There are general problems representing delocalized bonding and organometallic compounds in cheminformatics (generally) and SMILES in specific.
To quote the Open SMILES standard:
This simple mental model [of a connection table between atoms using valence bonds] has little resemblance to the underlying quantum-mechanical reality of electrons, protons and neutrons, yet it has proved to be a remarkably useful approximation of how atoms behave in close proximity to one another. However, the valence model is an imperfect representation of molecular structure, and the SMILES language inherits these imperfections. Chemical bonds are often tautomeric, aromatic or otherwise fractional rather than neat integer multiples. Delocalized bonds, bond-centered bonds, hydrogen bonds and various other inter-atom forces that are well characterized by a quantum-mechanics description simply don’t fit into the valence model.
Other interesting cases are agostic interactions, 3-center 2-electron bonds (e.g., diborane).
There are several suggestions for advancing beyond the typical connection-table valence bond view, including:
That both papers were published 17+ years ago should be some indication of:
- Chemists like the valence bond view of molecules, despite the limitations
- How complicated bonding can be in non-organic chemistry
- How far cheminformatics needs to go to properly handle organometallic and non-organic compounds
By the way... anyone interested in implementing such efforts should let me know.. Many people would be happy to help. :-)
I should point out that there are some practical solutions to representing such things. For example Alex Clark suggested recording zero-order bonds (and sometimes dummy atoms):
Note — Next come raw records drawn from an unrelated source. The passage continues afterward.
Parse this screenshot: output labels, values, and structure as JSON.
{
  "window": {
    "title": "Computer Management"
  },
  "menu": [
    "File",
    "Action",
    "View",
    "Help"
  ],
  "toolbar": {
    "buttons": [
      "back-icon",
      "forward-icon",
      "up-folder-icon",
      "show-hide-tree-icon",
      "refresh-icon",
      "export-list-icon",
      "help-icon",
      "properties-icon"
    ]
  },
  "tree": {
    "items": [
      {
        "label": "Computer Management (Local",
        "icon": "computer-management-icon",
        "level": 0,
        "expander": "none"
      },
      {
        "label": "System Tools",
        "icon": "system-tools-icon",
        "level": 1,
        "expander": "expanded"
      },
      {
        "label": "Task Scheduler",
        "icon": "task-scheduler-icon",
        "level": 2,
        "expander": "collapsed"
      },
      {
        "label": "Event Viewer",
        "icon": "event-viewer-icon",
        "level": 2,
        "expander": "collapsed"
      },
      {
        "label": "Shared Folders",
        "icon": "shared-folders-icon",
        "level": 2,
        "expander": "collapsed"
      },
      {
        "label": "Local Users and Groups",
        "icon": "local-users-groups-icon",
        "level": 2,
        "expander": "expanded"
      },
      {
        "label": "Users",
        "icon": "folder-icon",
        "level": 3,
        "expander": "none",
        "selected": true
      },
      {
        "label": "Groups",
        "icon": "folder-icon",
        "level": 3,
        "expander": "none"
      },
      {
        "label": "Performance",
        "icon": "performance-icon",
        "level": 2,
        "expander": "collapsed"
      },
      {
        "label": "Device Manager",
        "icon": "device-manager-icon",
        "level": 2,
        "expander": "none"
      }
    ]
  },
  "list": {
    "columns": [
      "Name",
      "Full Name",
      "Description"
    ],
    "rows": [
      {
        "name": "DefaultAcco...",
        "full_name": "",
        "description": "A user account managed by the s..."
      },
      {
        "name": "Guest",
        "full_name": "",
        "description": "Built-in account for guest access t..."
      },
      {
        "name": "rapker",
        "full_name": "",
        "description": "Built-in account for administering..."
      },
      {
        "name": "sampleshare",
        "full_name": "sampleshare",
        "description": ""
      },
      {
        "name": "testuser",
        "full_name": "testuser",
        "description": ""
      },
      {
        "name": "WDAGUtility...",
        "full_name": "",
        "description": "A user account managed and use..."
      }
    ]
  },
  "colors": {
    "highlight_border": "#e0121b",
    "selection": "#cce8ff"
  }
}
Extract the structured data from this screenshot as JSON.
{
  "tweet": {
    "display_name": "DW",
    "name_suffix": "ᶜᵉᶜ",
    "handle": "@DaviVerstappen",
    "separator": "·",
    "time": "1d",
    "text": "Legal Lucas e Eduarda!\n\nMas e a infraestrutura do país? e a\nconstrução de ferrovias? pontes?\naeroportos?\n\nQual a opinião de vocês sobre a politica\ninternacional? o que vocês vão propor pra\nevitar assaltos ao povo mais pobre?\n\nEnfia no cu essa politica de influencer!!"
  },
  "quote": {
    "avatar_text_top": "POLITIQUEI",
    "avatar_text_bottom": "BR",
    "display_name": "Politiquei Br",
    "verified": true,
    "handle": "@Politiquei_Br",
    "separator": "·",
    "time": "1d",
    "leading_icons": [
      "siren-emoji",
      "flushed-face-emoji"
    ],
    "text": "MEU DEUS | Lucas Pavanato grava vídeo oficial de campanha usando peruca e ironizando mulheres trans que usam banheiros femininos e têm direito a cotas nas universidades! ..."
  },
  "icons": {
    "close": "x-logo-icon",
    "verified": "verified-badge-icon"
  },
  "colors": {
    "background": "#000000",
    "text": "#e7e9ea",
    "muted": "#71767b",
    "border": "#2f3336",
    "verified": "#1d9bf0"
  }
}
"Accurate Specification of Molecular Structures: The Case for Zero-Order Bonds and Explicit Hydrogen Counting" J. Chem. Inf. Model., 2011, 51 (12), pp 3149–3157